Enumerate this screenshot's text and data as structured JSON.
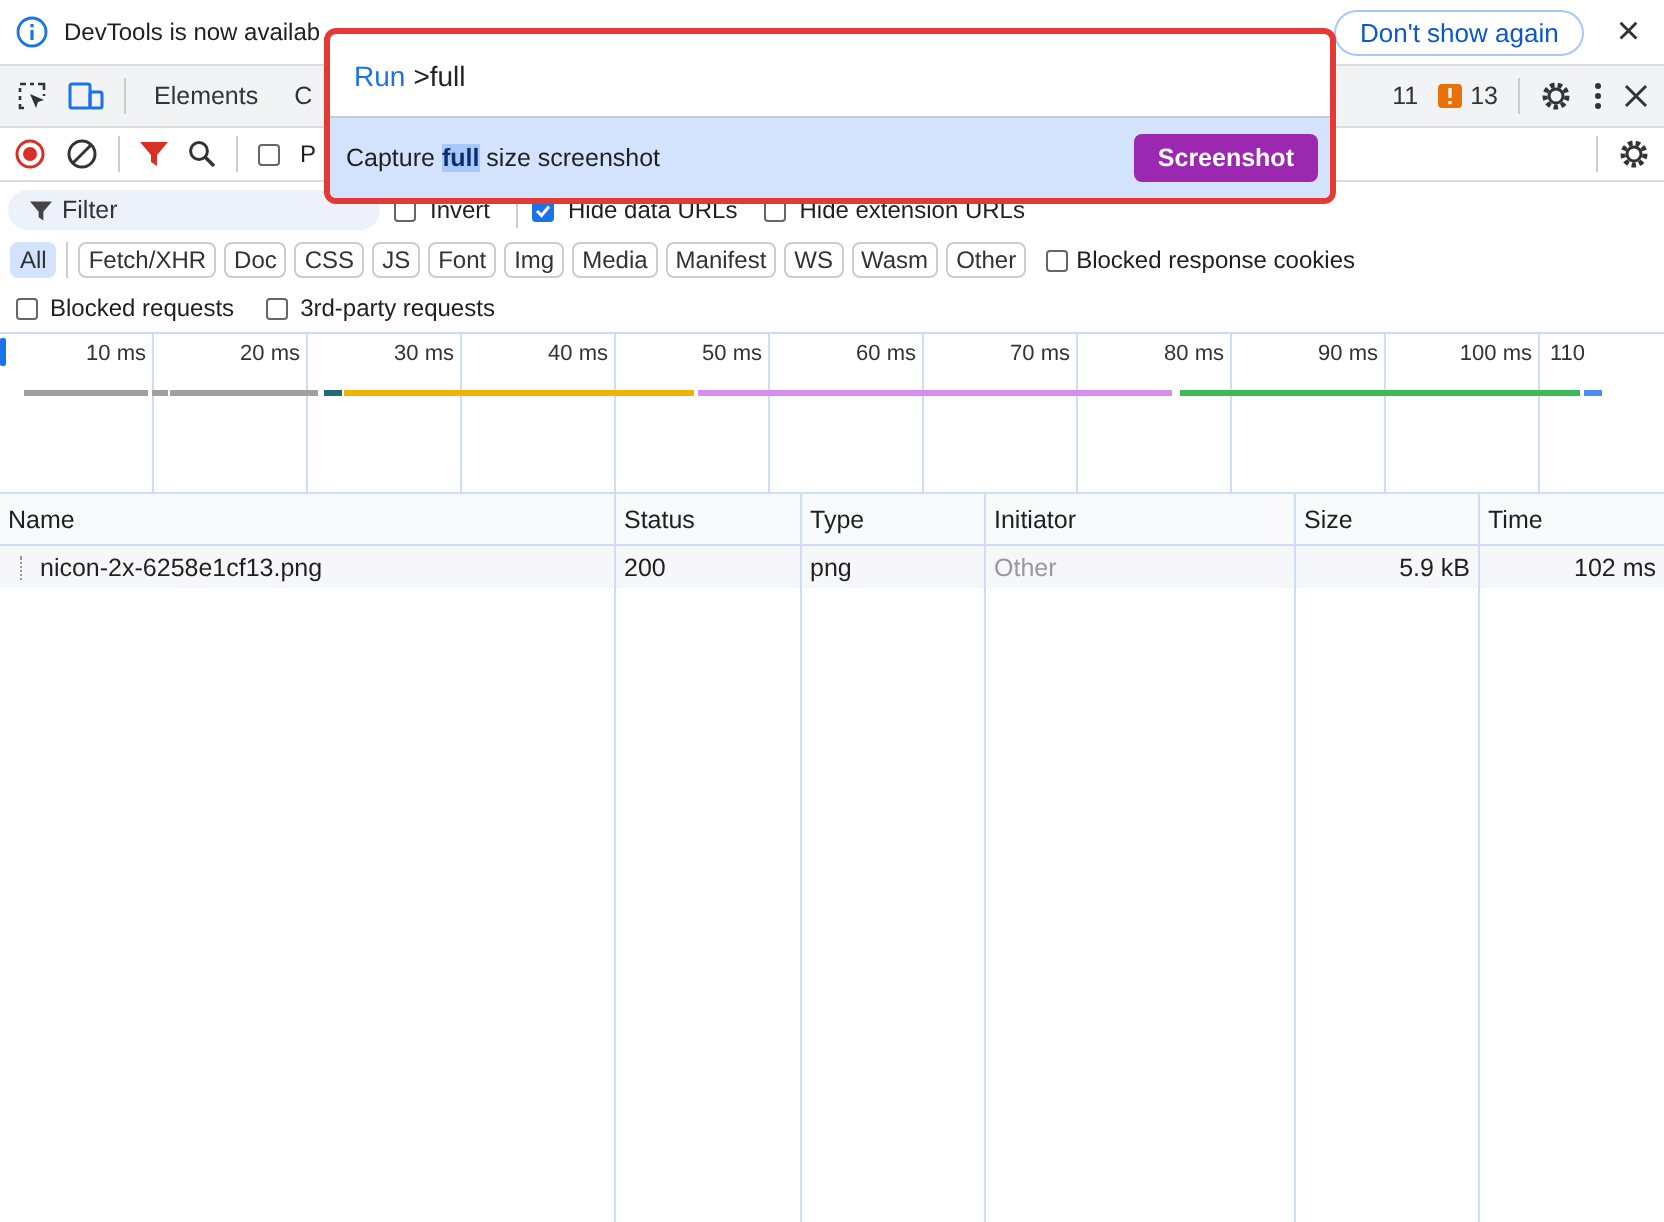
{
  "banner": {
    "message": "DevTools is now availab",
    "dismiss_label": "Don't show again",
    "close": "×"
  },
  "main_tabs": [
    {
      "label": "Elements",
      "selected": false
    },
    {
      "label": "C",
      "selected": false
    }
  ],
  "issues": {
    "warnings": "11",
    "errors": "13"
  },
  "network_toolbar": {
    "recording": true,
    "preserve_log": {
      "label": "P",
      "checked": false
    }
  },
  "filter": {
    "placeholder": "Filter",
    "options": [
      {
        "label": "Invert",
        "checked": false
      },
      {
        "label": "Hide data URLs",
        "checked": true
      },
      {
        "label": "Hide extension URLs",
        "checked": false
      }
    ]
  },
  "type_filters": [
    {
      "label": "All",
      "selected": true
    },
    {
      "label": "Fetch/XHR",
      "selected": false
    },
    {
      "label": "Doc",
      "selected": false
    },
    {
      "label": "CSS",
      "selected": false
    },
    {
      "label": "JS",
      "selected": false
    },
    {
      "label": "Font",
      "selected": false
    },
    {
      "label": "Img",
      "selected": false
    },
    {
      "label": "Media",
      "selected": false
    },
    {
      "label": "Manifest",
      "selected": false
    },
    {
      "label": "WS",
      "selected": false
    },
    {
      "label": "Wasm",
      "selected": false
    },
    {
      "label": "Other",
      "selected": false
    }
  ],
  "extra_filters": [
    {
      "label": "Blocked response cookies",
      "checked": false
    },
    {
      "label": "Blocked requests",
      "checked": false
    },
    {
      "label": "3rd-party requests",
      "checked": false
    }
  ],
  "timeline": {
    "ticks": [
      "10 ms",
      "20 ms",
      "30 ms",
      "40 ms",
      "50 ms",
      "60 ms",
      "70 ms",
      "80 ms",
      "90 ms",
      "100 ms",
      "110"
    ]
  },
  "table": {
    "columns": [
      "Name",
      "Status",
      "Type",
      "Initiator",
      "Size",
      "Time"
    ],
    "rows": [
      {
        "name": "nicon-2x-6258e1cf13.png",
        "status": "200",
        "type": "png",
        "initiator": "Other",
        "size": "5.9 kB",
        "time": "102 ms"
      }
    ]
  },
  "command_menu": {
    "prefix": "Run",
    "query": ">full",
    "results": [
      {
        "text": "Capture **full** size screenshot",
        "category": "Screenshot",
        "selected": true
      }
    ]
  }
}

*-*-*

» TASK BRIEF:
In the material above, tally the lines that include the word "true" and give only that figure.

» EXERCISE RESPONSE:
4